___ EXERCISE INPUT ___

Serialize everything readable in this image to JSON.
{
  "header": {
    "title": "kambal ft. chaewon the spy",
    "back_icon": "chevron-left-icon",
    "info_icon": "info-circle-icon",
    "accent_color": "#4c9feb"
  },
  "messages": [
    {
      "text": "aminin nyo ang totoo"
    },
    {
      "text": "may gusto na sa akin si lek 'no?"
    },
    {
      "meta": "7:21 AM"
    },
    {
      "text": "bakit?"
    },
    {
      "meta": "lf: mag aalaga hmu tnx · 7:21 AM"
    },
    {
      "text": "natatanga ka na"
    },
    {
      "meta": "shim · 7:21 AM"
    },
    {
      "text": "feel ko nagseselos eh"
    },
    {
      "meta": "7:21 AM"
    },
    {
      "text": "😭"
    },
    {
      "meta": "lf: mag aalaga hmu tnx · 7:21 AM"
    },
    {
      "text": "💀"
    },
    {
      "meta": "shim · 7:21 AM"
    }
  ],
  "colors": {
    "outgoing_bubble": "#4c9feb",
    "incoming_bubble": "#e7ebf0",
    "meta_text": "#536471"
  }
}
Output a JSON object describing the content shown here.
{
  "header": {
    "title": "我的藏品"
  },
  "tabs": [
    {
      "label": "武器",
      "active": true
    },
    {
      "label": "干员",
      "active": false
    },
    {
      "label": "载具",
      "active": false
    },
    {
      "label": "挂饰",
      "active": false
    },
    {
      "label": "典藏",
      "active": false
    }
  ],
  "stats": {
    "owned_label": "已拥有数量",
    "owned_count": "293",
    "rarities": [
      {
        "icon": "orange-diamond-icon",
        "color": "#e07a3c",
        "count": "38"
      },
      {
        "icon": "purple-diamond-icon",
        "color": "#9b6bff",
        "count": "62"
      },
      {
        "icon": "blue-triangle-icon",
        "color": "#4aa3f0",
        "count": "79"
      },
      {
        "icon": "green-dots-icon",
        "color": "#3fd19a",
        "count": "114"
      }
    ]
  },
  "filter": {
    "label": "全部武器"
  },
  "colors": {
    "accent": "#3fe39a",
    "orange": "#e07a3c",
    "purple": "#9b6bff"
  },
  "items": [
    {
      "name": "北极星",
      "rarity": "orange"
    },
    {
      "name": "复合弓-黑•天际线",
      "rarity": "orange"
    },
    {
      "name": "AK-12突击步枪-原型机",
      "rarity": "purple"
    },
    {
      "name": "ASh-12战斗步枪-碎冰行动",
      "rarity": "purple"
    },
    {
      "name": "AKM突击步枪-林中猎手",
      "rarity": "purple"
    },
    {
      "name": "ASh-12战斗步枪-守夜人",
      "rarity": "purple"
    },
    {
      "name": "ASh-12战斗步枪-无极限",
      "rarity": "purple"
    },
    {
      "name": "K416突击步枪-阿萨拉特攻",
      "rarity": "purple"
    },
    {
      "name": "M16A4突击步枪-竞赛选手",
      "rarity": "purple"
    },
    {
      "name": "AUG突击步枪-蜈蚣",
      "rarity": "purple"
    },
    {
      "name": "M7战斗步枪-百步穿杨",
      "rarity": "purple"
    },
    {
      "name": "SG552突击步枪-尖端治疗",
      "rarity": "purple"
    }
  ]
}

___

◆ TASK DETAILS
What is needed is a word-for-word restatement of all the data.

◆ WRITTEN RESPONSE
Serialize everything readable in this image to JSON.
{
  "header": {
    "title": "kambal ft. chaewon the spy",
    "back_icon": "chevron-left-icon",
    "info_icon": "info-circle-icon",
    "accent_color": "#4c9feb"
  },
  "messages": [
    {
      "text": "aminin nyo ang totoo"
    },
    {
      "text": "may gusto na sa akin si lek 'no?"
    },
    {
      "meta": "7:21 AM"
    },
    {
      "text": "bakit?"
    },
    {
      "meta": "lf: mag aalaga hmu tnx · 7:21 AM"
    },
    {
      "text": "natatanga ka na"
    },
    {
      "meta": "shim · 7:21 AM"
    },
    {
      "text": "feel ko nagseselos eh"
    },
    {
      "meta": "7:21 AM"
    },
    {
      "text": "😭"
    },
    {
      "meta": "lf: mag aalaga hmu tnx · 7:21 AM"
    },
    {
      "text": "💀"
    },
    {
      "meta": "shim · 7:21 AM"
    }
  ],
  "colors": {
    "outgoing_bubble": "#4c9feb",
    "incoming_bubble": "#e7ebf0",
    "meta_text": "#536471"
  }
}
Output a JSON object describing the content shown here.
{
  "header": {
    "title": "我的藏品"
  },
  "tabs": [
    {
      "label": "武器",
      "active": true
    },
    {
      "label": "干员",
      "active": false
    },
    {
      "label": "载具",
      "active": false
    },
    {
      "label": "挂饰",
      "active": false
    },
    {
      "label": "典藏",
      "active": false
    }
  ],
  "stats": {
    "owned_label": "已拥有数量",
    "owned_count": "293",
    "rarities": [
      {
        "icon": "orange-diamond-icon",
        "color": "#e07a3c",
        "count": "38"
      },
      {
        "icon": "purple-diamond-icon",
        "color": "#9b6bff",
        "count": "62"
      },
      {
        "icon": "blue-triangle-icon",
        "color": "#4aa3f0",
        "count": "79"
      },
      {
        "icon": "green-dots-icon",
        "color": "#3fd19a",
        "count": "114"
      }
    ]
  },
  "filter": {
    "label": "全部武器"
  },
  "colors": {
    "accent": "#3fe39a",
    "orange": "#e07a3c",
    "purple": "#9b6bff"
  },
  "items": [
    {
      "name": "北极星",
      "rarity": "orange"
    },
    {
      "name": "复合弓-黑•天际线",
      "rarity": "orange"
    },
    {
      "name": "AK-12突击步枪-原型机",
      "rarity": "purple"
    },
    {
      "name": "ASh-12战斗步枪-碎冰行动",
      "rarity": "purple"
    },
    {
      "name": "AKM突击步枪-林中猎手",
      "rarity": "purple"
    },
    {
      "name": "ASh-12战斗步枪-守夜人",
      "rarity": "purple"
    },
    {
      "name": "ASh-12战斗步枪-无极限",
      "rarity": "purple"
    },
    {
      "name": "K416突击步枪-阿萨拉特攻",
      "rarity": "purple"
    },
    {
      "name": "M16A4突击步枪-竞赛选手",
      "rarity": "purple"
    },
    {
      "name": "AUG突击步枪-蜈蚣",
      "rarity": "purple"
    },
    {
      "name": "M7战斗步枪-百步穿杨",
      "rarity": "purple"
    },
    {
      "name": "SG552突击步枪-尖端治疗",
      "rarity": "purple"
    }
  ]
}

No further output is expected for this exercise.